I would typically just give them some sample form code for a service/API, instead of generating one *for them* via JS, iFrame, or other. Some partners complained they don't want to require users to have JS enabled; others refuse to use iFrames (won't touch that holy war with a ten-foot poll ;)

Also, webmasters usually want to fully customize the HTML form, and may not want to be tied to your particular solution. Other than CSS, they may want to have their own client-side validation, may want to use AJAX, Flash, server-side POSTs or whatever to pass the data to your system. Delivering the HTML form *for them* limits the possibilities severely.

I'd just publish a dead-simple HTML example form POST, detailed docs on the expected fields (data types, max and min requirements, etc.). And in the case you described, just auto-generate a "key" or ID that they can POST in the form. Then, make sure your API has extensive and accurate error-handling that returns XML or XHTML that the partner can easily deal with. Accuracy is important here because other developers, as you well-know Ray, will scrutinize the heck out of every little mistake you might have made.

btw Ray - your blog software doesn't seem to correctly allow plus signs (+) in emails:

Comment 2 by Raymond Camden posted on 9/6/2008 at 12:46 AM

Well, for style I think you have a few options. You could easily use some documented styles that are blank so the site could define them and make them pretty. You can also do what AdSense does and allow folks to customize the output. I'd disagree with you that all users want to fully customize their forms - I think some will, for sure, but many also just want a 'drop it in and work' type solution. I mean look at WuFoo. :)

Email checking should now allow +. My blogware had that fixed for a while, but this blog is a bit out of sync with the latest BlogCFC.

Comment 3 by Aaron Longnion posted on 9/6/2008 at 12:58 AM

Good points about the style options.

I agree that all partners probably don't want to deal with customizing these types of solutions. The problem is, though, if you want the widest possible audience to use your API, but you limit them to only a standard HTML form (no fancy ajax, flash, flex, silverlight, or other possibilities), then somewhere down the road you'll come across a more sophisticated partner who wants something more flexible. And then you may ask yourself, "why didn't I just make a more flexible/generic solution in the first place?", ... and then you'll have to write something new to accommodate these requests for customization. Is it obvious I've been down that road a number of times before, hated it, and don't want to repeat it again? ;-)

Comment 4 by Raymond Camden posted on 9/6/2008 at 1:01 AM

Oh... ok. So I think we may be talking different things here. You are talking about a full API, whereas Wayne specifically was asking for an 'embedable' type solution that leads folks to his server to complete a process. I think they are really different things. They _could_ share similar end results, but it's different audiences really.

Comment 5 by Albert Nurick posted on 9/6/2008 at 3:20 AM

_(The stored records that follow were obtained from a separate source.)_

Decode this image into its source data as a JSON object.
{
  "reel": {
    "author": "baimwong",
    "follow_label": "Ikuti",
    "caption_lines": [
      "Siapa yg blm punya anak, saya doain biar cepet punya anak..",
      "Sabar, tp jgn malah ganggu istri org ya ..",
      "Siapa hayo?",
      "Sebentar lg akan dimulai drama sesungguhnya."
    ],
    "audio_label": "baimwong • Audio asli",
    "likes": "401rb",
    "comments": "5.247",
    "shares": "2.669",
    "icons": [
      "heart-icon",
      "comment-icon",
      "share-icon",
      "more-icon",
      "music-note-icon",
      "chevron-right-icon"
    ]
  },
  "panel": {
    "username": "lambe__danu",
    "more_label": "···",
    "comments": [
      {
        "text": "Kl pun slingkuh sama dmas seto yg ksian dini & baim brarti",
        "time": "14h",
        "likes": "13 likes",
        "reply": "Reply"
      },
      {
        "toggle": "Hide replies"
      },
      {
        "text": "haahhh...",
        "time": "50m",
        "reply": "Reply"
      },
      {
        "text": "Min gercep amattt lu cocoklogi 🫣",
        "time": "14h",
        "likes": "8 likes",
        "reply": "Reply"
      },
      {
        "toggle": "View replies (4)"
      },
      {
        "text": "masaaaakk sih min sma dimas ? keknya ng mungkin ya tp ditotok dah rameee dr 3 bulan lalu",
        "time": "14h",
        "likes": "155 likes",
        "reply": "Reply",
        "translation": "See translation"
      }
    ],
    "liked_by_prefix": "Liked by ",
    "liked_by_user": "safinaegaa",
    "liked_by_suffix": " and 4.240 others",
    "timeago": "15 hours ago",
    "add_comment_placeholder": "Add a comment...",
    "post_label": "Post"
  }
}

We're about to release a product that uses a similar technique -- the client gets a Javascript snippet to paste into his web site, and we generate the dynamic code on the fly to drive the functionality.

We actually first implemented something very similar to this about seven years ago; we had a client with two large web sites, and we had the contract to convert one to ColdFusion to implement a bunch of enhancements. They didn't have the budget to migrate the other, but they wanted some dynamic functionality, so we implemented it via Javascript very similar to what you describe. It was very State of the Art in 2001. LOL.

Comment 6 by Tom Mollerus posted on 9/10/2008 at 12:41 AM

I've done something similar to this embeddable service, but with a JavaScript solution., in a couple of instances. The less interesting instance is just pulling a "dynamic quote of the day" for the footer of a site; the more interesting instance is to pull a session-aware header from our CF-based corporate site to our Java-powered blog site.

Comment 7 by Sebastiaan posted on 9/12/2008 at 5:12 PM

Hi guys,

just a note on IFRAME: it's been deprecated in XHTML.

Try using the OBJECT-tag instead.

Good luck!